are also supported. Identification via hex encoded major/minor device ID is
supported for legacy reasons, but should be avoided as it tends to be
Sets the delay, in seconds, that mkinitcpio is willing to
wait for the root device to show up, if it is not available immediately. This
defaults to 10 seconds. If an invalid integer is passed, this variable will
have no effect.
A comma-separated list of flags which will be passed onto
command when mounting the root filesystem. Acceptable
values are filesystem specific.
Overrides the type of filesystem being mounted as root.
This should almost never be needed as mount(8)
usually detects this on
Enables shell debug (xtrace). If rd.log is not
also a parameter on the kernel command line, this parameter implies
Enables logging of early userspace messages. If
specified, the optional parameter describes where this information is logged.
Multiple options can be OR’d together using the pipe (|) character.
Messages are always logged to the console unless the quiet
passed. If the optional parameter is not specified, kmsg|console
assumed.
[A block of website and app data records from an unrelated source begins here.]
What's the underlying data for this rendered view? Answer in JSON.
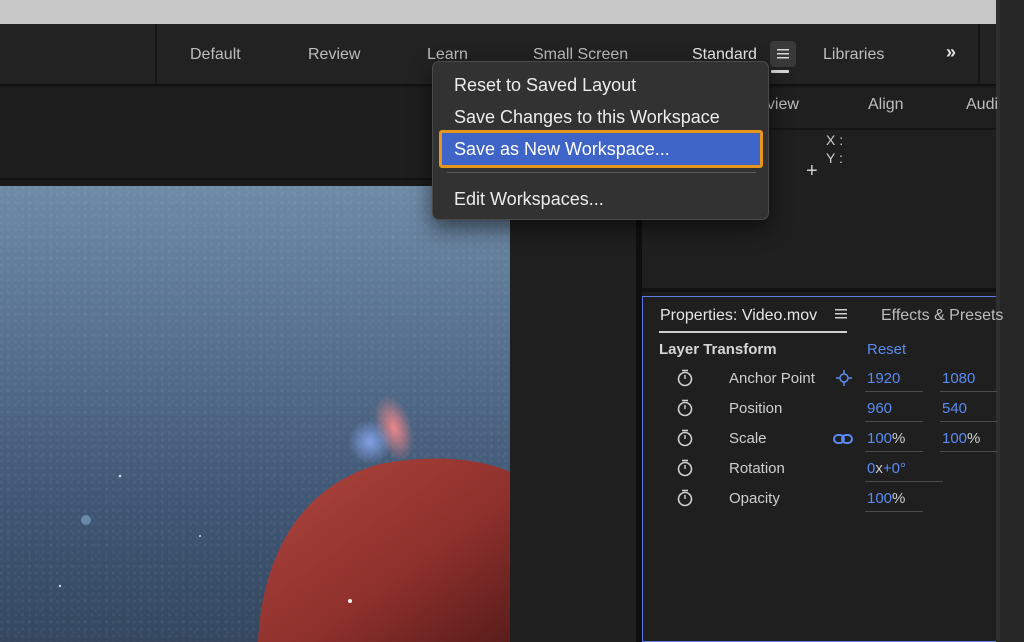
{
  "workspaces": {
    "tabs": [
      "Default",
      "Review",
      "Learn",
      "Small Screen",
      "Standard",
      "Libraries"
    ],
    "active": "Standard",
    "more_label": "»"
  },
  "menu": {
    "items": [
      "Reset to Saved Layout",
      "Save Changes to this Workspace",
      "Save as New Workspace...",
      "Edit Workspaces..."
    ],
    "selected": "Save as New Workspace..."
  },
  "info_panel": {
    "tabs": [
      "eview",
      "Align",
      "Audi"
    ],
    "x_label": "X :",
    "y_label": "Y :"
  },
  "properties": {
    "tab_title": "Properties: Video.mov",
    "other_tab": "Effects & Presets",
    "section": "Layer Transform",
    "reset_label": "Reset",
    "rows": [
      {
        "label": "Anchor Point",
        "v1": "1920",
        "v2": "1080",
        "u1": "",
        "u2": ""
      },
      {
        "label": "Position",
        "v1": "960",
        "v2": "540",
        "u1": "",
        "u2": ""
      },
      {
        "label": "Scale",
        "v1": "100",
        "v2": "100",
        "u1": "%",
        "u2": "%"
      },
      {
        "label": "Rotation",
        "v1": "0",
        "v2": "+0°",
        "u1": "x",
        "u2": ""
      },
      {
        "label": "Opacity",
        "v1": "100",
        "v2": "",
        "u1": "%",
        "u2": ""
      }
    ]
  },
  "colors": {
    "accent_blue": "#5b8bf0",
    "selection": "#3e64c7",
    "focus_ring": "#e8961a"
  }
}
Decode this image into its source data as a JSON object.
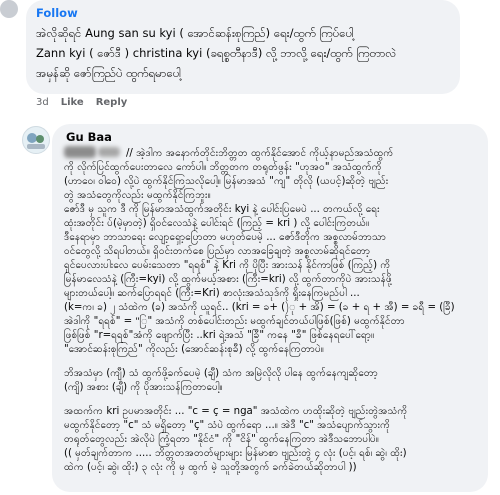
{
  "comment1": {
    "author_label": "",
    "follow_label": "Follow",
    "lines": [
      "အဲလိုဆိုရင် Aung san su kyi ( အောင်ဆန်းစုကြည်) ရေး/ထွက် ကြပ်ပေါ့",
      "Zann kyi ( ဇော်ဒီ ) christina kyi (ခရစ္စတီနာဒီ) လို့ ဘာလို့ ရေး/ထွက် ကြတာလဲ",
      "အမှန်ဆို ဇော်ကြည်ပဲ ထွက်ရမာပေါ့"
    ],
    "time": "3d",
    "like_label": "Like",
    "reply_label": "Reply"
  },
  "comment2": {
    "author": "Gu Baa",
    "lines": [
      "// အဲ့ဒါက အနောက်တိုင်းဘိတ္တတ ထွက်နိုင်အောင် ကိုယ့်နာမည်အသံထွက်",
      "ကို လိုက်ပြင်ထွက်ပေးတာလေ ကော်ပါ။ ဘိတ္တတက တရုတ်ဖွန်း \"ဟုအဝ\" အသံထွက်ကို",
      "(ဟာဝေ၊ ဝါဝေ) လို့ပဲ ထွက်နိုင်ကြသလိုပေါ့။ မြန်မာအသံ \"ကျ\" တိုလို (ယပင့်)ဆိုတဲ့ ဗျည်း",
      "တွဲ အသံတွေကိုလည်း မထွက်နိုင်ကြဘူး။",
      "ဇော်ဒီ မှ သူက ဒီ ကို မြန်မာအသံထွက်အတိုင်း kyi နဲ့ ပေါင်းပြမေပဲ ... တကယ်လို့ ရေး",
      "ထုံးအတိုင်း ပ်(မဲ့မှာတဲ့) ရှိဝင်လေသံနဲ့ ပေါင်းရင် (ကြည့် = kri ) လို့ ပေါင်းကြတယ်။",
      "ဒီနေရာမှာ ဘာသာရေး လျော့ရှော့ပြောတာ မဟုတ်ပေမဲ့ ... ဇော်ဒီတိုက အစ္စလာမ်ဘာသာ",
      "ဝင်တွေလို့ သိရပါတယ်။ ရှိဝင်းတက်စေ ပြည်မှာ လာအခြေချတဲ့ အစ္စလာမ်ဆိုရင်တော့",
      "ရှင်ပေလားပါးလေ ပေမ်းသေတာ \"ရရစ်\" နဲ့ Kri ကို ပိုပြီး အားသန် နိုင်ကာဖြစ် (ကြည့်) ကို",
      "မြန်မာလေသံနဲ့ (ကြီး=kyi) လို့ ထွက်မယ့်အစား (ကြီး=kri) လို့ ထွက်တာကိုပဲ အားသန်ဖို့",
      "များတယ်ပေါ့။ ဆက်ပြောရရင် (ကြီး=Kri) စာလုံးအသံသုဒ်ကို ရှိုးနေကြမည်ပါ ...",
      "(k=က၊ ခ) ၂ သံထဲက (ခ) အသံကို ယူရင်.. (kri = ခ+ ()ု + အိ) = (ခ + ရ + အီ) = ခရီ = (ခြီ)",
      "အဲဒါကို \"ရရစ်\" = \"ြ\" အသံကို တစ်ပေါင်းတည်း မထွက်ချင်တယ်ပါဖြစ်(ဖြစ်) မထွက်နိုင်တာ",
      "ဖြစ်ဖြစ် \"r=ရရစ်\"အံကို ဖျောက်ပြီး ..kri ရဲ့အသံ \"ခြီ\" ကနေ \"ခီ\" ဖြစ်နေရပေါ်ရော့။",
      "\"အောင်ဆန်းစုကြည်\" ကိုလည်း (အောင်ဆန်းစုခီ) လို့ ထွက်နေကြတာပဲ။",
      "ဘိအသံမှာ (ကျီ) သံ ထွက်ဖို့ခက်ပေမဲ့ (ချီ) သံက အမြဲလိုလို ပါနေ ထွက်နေကျဆိုတော့",
      "(ကျိ) အစား (ချီ) ကို ပိုအားသန်ကြတာပေါ့။",
      "အထက်က kri ဥပမာအတိုင်း ... \"c = ç = nga\" အသံထဲက ဟထိုးဆိုတဲ့ ဗျည်းတွဲအသံကို",
      "မထွက်နိုင်တော့ \"c\" သံ မရှိတော့ \"ç\" သံပဲ ထွက်ရော ...။ အဲဒီ \"c\" အသံပျောက်သွားကို",
      "တရုတ်တွေလည်း အဲလိုပဲ ကြံ့ရတာ \"နိုင်ငံ\" ကို \"ငိန်\" ထွက်နေကြတာ အဲဒီသဘောပါပဲ။",
      "(( မှတ်ချက်တာက ..... ဘိတ္တတအတတ်များများ မြန်မာစာ ဗျည်းတွဲ ၄ လုံး (ပင့်၊ ရစ်၊ ဆွဲ၊ ထိုး)",
      "ထဲက (ပင့်၊ ဆွဲ၊ ထိုး) ၃ လုံး ကို မှ ထွက် မဲ့ သူတို့အတွက် ခက်ခဲတယ်ဆိုတာပါ ))"
    ]
  }
}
If rd.log
is not present on the kernel command line, no
logging will take place.
Writes output to /dev/console.
Writes output to /run/initramfs/init.log.
Writes output to the /dev/kmsg device (introduced
in Linux 3.5). This option is a no-op if your kernel lacks support for
Writes output to all known log targets.
These are only the variables that the core of mkinitcpio honor.
Additional hooks may look for other environment variables and should be
documented by the help output for the hook.
mkinitcpio aims to create reproducible initramfs images by default.
This means that two subsequent runs of mkinitcpio should produce
two files that are identical at the binary level.
Timestamps within the initramfs are set to the Unix epoch of
Note that in order for the build to be fully reproducible, the
compressor specified (e.g. gzip, xz) must also produce reproducible
archives. At the time of writing, as an inexhaustive example, the lzop
compressor is incapable of producing reproducible archives due to the
insertion of a runtime timestamp.
More information can be found at
Default configuration file for mkinitcpio.
Directory containing mkinitcpio presets.
Search path for build time hooks.
Search path for early userspace runtime hooks.
Perform a dry-run. This will generate an initial
ramdisk but will not write anything. Use -g to create the real image.
mkinitcpio -p linux
Create an initial ramdisk based on the linux
mkinitcpio -g /boot/initramfs-linux.img -k
Create an initial ramdisk for the kernel at
/boot/vmlinuz-linux. The resulting image will be written to
Upon writing this manpage, there were no noticeable bugs present. Please visit
http://bugs.archlinux.org/ for an up to date list.
mkinitcpio is created and maintained by the Arch Linux Developer community.
Copyright (c) Arch Linux 2006-2019